Your child’s upset stomach may be caused by many things. Here’s how to help ease nausea and vomiting.
Throwing up: It seems to be one of those unwavering rites of childhood,
right alongside skinning your knees, and asking “Are we there yet?”
But vomiting, nausea, and stomach upsets aren’t just reserved for kids.
Adults deal with these issues too, though the causes may sometimes be
different. So what makes kids and adults throw up? Can you prevent vomiting?
And, how should you care for someone after they’ve been sick?
Vomiting: A Few Common Causes

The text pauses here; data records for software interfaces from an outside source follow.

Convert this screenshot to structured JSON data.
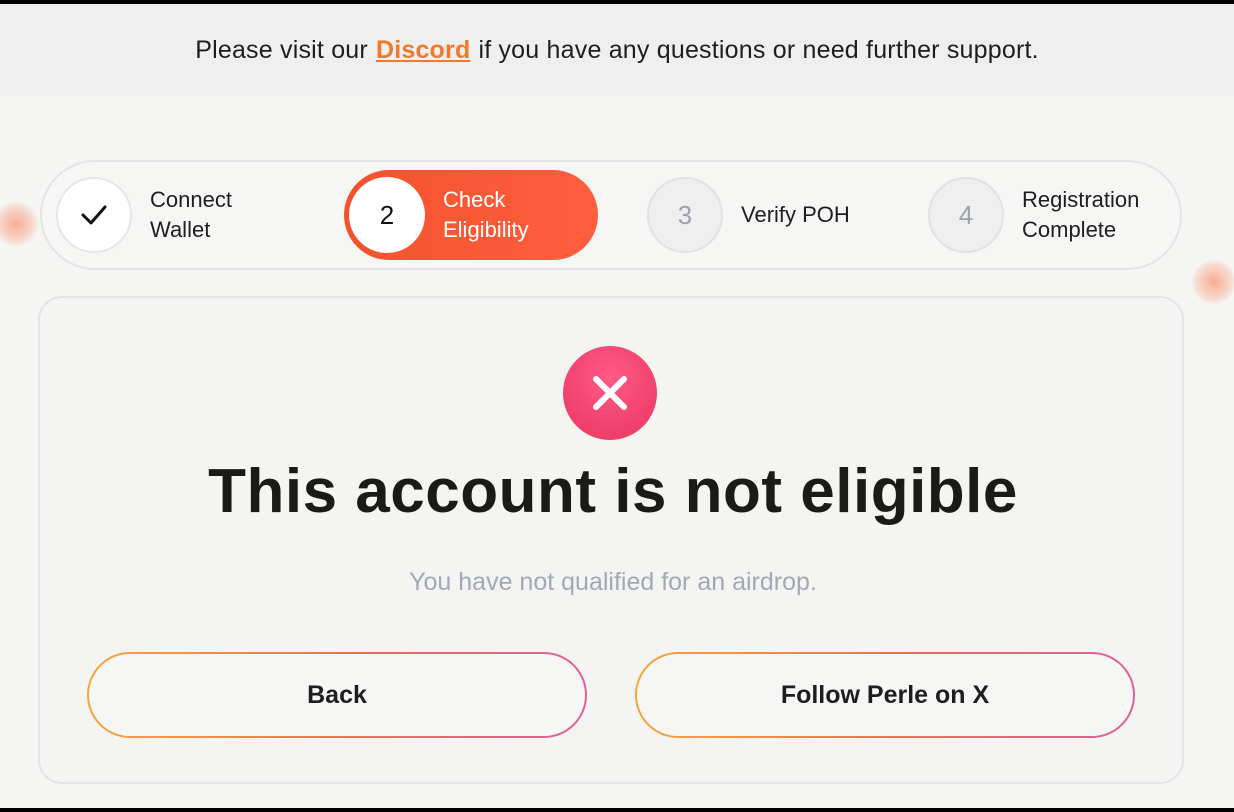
{
  "banner": {
    "prefix": "Please visit our",
    "link": "Discord",
    "suffix": "if you have any questions or need further support."
  },
  "stepper": {
    "steps": [
      {
        "marker": "check-icon",
        "label_line1": "Connect",
        "label_line2": "Wallet",
        "state": "completed"
      },
      {
        "marker": "2",
        "label_line1": "Check",
        "label_line2": "Eligibility",
        "state": "active"
      },
      {
        "marker": "3",
        "label": "Verify POH",
        "state": "pending"
      },
      {
        "marker": "4",
        "label_line1": "Registration",
        "label_line2": "Complete",
        "state": "pending"
      }
    ]
  },
  "result": {
    "icon": "x-circle-icon",
    "title": "This account is not eligible",
    "message": "You have not qualified for an airdrop."
  },
  "actions": {
    "back_label": "Back",
    "follow_label": "Follow Perle on X"
  },
  "colors": {
    "accent": "#f2522d",
    "link": "#f07a2a",
    "error": "#ef3f6b",
    "muted_text": "#a3a8b6"
  }
}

There are dozens of conditions that can lead to vomiting or nausea, but
there are a few more common causes.
Gastroenteritis: This is what most of us call the stomach flu (though
it’s not related to influenza). Gastroenteritis can be caused by bacteria,
viruses, and parasites – and often leads to diarrhea and vomiting in adults and
Food allergies and irritations: Although any food can provoke a
reaction, several in particular tend to cause most food allergies, including
eggs, milk, peanuts, shellfish, soy, tree nuts, wheat, and fish. Nausea,
vomiting, and abdominal pain can occur within minutes or hours after ingesting
the offending food.
Anxiety and stress: Worries about the new school year, tension about
the big game, pressures at work -- all kinds of emotional upsets can lead to
nausea and vomiting, though this tends to happen more often with adults or
The flu and other illness: A few other common reasons kids or adults
might have nausea or vomiting include ear infections, seasonal flu, swine flu,
acid reflux, and reactions to medication.
Eating too much: Many people, especially kids, may eat too much at a
holiday dinner or a fair without realizing it, and then throw up.
Food poisoning: Undercooked meats, dairy products, or foods that have
been out too long can lead to food poisoning, usually caused by bacteria.
Vomiting, diarrhea, abdominal pain, and cramps are other common symptoms of
That’s a lot of reasons to throw up. But “across the board the most common
cause for vomiting is probably infection -- gastroenteritis,” says Tanya
Altmann MD, a California pediatrician and author of Mommy Calls: Dr. Tanya
Answers Parents' Top 101 Questions About Babies and Toddlers.
And you can come across those contagious gastroenteritis germs just about
anywhere, from school to daycare, restaurants to movie theaters. Get
gastroenteritis, and you can expect to be sick for about a week. But why
exactly do we throw up when we don’t feel well?